Though it may not be the most fun afternoon, have a trusted and honest friend (or your realtor) do a walk-through. What catches his or her eye—in a bad way? It’s amazing what you get used to seeing that is a huge waving rainbow glitter flag to other people. Look at me, look at me! says your cracked and dirty fireplace that you never, ever noticed. Hi, I’m disgusting! say the dead bugs that have been collecting in that pendant light in your breakfast bar. What bugs? you say. That’s why you need your friends. (And realtor.) We get too used to seeing the things in our own home, but strangers will see them right off the bat. Find them and fix them. This kitchen? A little more than an eyesore. (From a real listing in Houston right now!)
Bring Out the Big Guns.
I’ve been moving toward more safe cleaning for our household for a while now. I love using lemons, vinegar (though I HATE the smell), and baking soda, but there is a time and place for Kaboom. This is that time and place. And unless you are gifted in the cleaning arts, it’s a great idea to hire someone to come even once to clean professionally. Our house looked good before she came. Then it looked AMAZING. If there is a time to use the biggest, baddest cleaners and bring in a professional, this is the time.
There are so many affordable things you can do to make your home look fresher, cleaner and newer. I change out the burner pans every two years or so. For under $10, I can replaced the messy, crusted, burned pans under my burners with shiny, new ones. I was too embarrassed to even take a picture of the before. But this is a 7-year-old stove top, and I think it looks pretty fresh.
Our toilet seats had long been screaming for a replacement, but it was one of those things we got used to living with. The finish was cracking, revealing the brown wood underneath. (Which really looks less like wood and more like poop when you go to use it.) For $6 a piece, we bought new toilet seats. Viola! Fresh-looking toilets.
Curtains are another quick fix that make so much difference. I spent just over $50 buying four panels from Ikea and two rods from Walmart. Rob hung them high (a trick for making rooms look taller) and I can’t believe the difference. Our room looks more finished, more expensive. I like them so much that I actually wrote into the contract that we would take them with us. I’m not the most into curtains, but a few nice, sheer panels can really add to a room’s appearance.

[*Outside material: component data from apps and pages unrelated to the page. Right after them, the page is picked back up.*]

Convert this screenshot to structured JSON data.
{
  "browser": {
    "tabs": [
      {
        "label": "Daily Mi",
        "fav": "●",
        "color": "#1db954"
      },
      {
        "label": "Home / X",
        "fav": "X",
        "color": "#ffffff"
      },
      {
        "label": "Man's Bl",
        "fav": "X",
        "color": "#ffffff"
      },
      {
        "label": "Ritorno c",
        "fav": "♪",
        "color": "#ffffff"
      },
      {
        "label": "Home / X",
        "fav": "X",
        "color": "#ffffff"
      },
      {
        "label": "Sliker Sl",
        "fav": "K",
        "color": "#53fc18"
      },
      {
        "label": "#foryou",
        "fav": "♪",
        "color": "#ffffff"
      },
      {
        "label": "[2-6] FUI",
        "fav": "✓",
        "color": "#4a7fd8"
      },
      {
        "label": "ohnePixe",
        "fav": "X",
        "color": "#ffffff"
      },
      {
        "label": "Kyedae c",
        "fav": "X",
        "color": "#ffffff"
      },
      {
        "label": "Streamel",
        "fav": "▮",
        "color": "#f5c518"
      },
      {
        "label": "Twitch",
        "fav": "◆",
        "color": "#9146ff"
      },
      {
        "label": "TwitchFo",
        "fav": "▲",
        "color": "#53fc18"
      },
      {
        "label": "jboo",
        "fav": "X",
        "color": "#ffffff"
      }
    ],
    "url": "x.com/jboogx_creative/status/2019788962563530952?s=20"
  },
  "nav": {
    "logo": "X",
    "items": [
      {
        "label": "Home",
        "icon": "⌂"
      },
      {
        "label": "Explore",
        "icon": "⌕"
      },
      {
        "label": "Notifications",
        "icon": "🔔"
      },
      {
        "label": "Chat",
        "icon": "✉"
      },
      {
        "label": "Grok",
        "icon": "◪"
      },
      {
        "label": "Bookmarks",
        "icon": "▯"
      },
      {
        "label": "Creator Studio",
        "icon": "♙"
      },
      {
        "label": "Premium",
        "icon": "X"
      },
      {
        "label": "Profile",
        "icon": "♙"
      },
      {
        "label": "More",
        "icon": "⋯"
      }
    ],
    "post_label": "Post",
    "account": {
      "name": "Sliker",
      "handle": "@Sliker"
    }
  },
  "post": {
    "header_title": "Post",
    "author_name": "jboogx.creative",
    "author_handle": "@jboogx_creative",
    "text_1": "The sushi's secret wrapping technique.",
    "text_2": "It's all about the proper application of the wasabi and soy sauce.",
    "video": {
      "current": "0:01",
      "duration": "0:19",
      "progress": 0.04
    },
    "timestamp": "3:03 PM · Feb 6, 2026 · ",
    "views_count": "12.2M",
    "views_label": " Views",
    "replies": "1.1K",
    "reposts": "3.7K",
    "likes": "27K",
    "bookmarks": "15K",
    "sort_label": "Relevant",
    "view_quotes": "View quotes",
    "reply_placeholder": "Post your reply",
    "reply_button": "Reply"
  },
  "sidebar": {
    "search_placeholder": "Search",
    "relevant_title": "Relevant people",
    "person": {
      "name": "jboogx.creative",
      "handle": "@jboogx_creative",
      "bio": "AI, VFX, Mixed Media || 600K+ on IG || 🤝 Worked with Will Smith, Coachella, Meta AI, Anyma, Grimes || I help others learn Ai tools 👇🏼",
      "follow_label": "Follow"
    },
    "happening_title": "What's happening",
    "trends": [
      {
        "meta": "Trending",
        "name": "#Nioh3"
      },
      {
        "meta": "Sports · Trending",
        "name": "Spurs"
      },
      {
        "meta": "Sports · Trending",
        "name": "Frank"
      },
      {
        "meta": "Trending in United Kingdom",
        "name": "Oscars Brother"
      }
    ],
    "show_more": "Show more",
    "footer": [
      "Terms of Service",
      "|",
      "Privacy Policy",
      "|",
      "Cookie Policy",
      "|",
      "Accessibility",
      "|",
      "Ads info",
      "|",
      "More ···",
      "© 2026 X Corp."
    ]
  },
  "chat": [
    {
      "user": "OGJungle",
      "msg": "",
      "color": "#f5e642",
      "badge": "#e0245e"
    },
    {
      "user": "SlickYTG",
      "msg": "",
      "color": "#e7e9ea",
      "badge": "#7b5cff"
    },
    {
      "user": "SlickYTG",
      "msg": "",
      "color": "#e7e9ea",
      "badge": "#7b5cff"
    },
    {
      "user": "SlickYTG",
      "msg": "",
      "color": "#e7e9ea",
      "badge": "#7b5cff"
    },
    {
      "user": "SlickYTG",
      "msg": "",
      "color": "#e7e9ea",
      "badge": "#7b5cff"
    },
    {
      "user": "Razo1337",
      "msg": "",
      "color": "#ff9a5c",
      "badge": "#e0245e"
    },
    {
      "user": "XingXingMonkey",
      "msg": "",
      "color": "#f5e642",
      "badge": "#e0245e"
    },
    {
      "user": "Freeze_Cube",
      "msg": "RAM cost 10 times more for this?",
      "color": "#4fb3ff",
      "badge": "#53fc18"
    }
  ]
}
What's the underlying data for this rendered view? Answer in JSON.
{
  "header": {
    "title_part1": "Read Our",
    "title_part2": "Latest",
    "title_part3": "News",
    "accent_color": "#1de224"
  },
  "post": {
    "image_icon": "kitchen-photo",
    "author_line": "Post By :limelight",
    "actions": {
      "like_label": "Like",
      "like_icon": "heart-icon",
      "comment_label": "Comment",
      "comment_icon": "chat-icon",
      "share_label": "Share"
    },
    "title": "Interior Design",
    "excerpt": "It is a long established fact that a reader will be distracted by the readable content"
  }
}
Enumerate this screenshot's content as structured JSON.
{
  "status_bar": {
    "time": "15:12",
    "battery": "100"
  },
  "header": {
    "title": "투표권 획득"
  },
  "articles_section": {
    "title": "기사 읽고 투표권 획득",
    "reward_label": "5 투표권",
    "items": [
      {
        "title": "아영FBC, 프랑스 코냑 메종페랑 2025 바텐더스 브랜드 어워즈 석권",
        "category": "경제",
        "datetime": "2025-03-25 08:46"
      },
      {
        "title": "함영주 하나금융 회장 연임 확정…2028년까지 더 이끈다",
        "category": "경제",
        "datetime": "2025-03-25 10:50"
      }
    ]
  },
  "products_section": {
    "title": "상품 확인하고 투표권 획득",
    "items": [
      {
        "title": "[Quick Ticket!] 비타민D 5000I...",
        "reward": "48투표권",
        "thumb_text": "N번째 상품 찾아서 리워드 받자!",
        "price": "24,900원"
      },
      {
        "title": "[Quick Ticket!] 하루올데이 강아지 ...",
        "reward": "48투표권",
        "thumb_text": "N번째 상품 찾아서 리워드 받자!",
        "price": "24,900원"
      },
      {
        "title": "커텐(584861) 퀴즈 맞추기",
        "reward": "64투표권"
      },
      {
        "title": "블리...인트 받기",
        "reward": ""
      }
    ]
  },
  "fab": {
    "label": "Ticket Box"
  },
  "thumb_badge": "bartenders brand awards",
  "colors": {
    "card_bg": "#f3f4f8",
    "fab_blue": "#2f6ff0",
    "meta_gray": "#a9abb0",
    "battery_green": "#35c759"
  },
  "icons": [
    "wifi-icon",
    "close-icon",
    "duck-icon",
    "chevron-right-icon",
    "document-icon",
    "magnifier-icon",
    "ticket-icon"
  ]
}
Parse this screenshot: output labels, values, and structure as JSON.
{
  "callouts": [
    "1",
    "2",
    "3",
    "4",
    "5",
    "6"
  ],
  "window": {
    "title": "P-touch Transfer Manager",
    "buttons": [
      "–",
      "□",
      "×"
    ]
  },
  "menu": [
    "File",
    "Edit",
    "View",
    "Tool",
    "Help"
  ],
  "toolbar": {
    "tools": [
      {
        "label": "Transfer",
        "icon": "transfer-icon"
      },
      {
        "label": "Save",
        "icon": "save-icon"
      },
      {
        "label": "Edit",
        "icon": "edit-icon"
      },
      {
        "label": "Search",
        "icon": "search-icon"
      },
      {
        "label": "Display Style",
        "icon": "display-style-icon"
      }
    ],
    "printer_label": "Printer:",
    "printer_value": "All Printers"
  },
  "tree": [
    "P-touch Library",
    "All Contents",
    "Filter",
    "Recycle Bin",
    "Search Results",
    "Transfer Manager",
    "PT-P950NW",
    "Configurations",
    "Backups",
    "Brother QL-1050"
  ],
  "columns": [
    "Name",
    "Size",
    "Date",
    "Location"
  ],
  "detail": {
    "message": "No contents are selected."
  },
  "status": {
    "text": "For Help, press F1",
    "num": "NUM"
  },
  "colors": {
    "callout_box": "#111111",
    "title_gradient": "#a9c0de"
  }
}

These photos really illustrate this, even if you’re looking past the bad quality of this first photo (I had to download from online) and this second one, taken by a pro.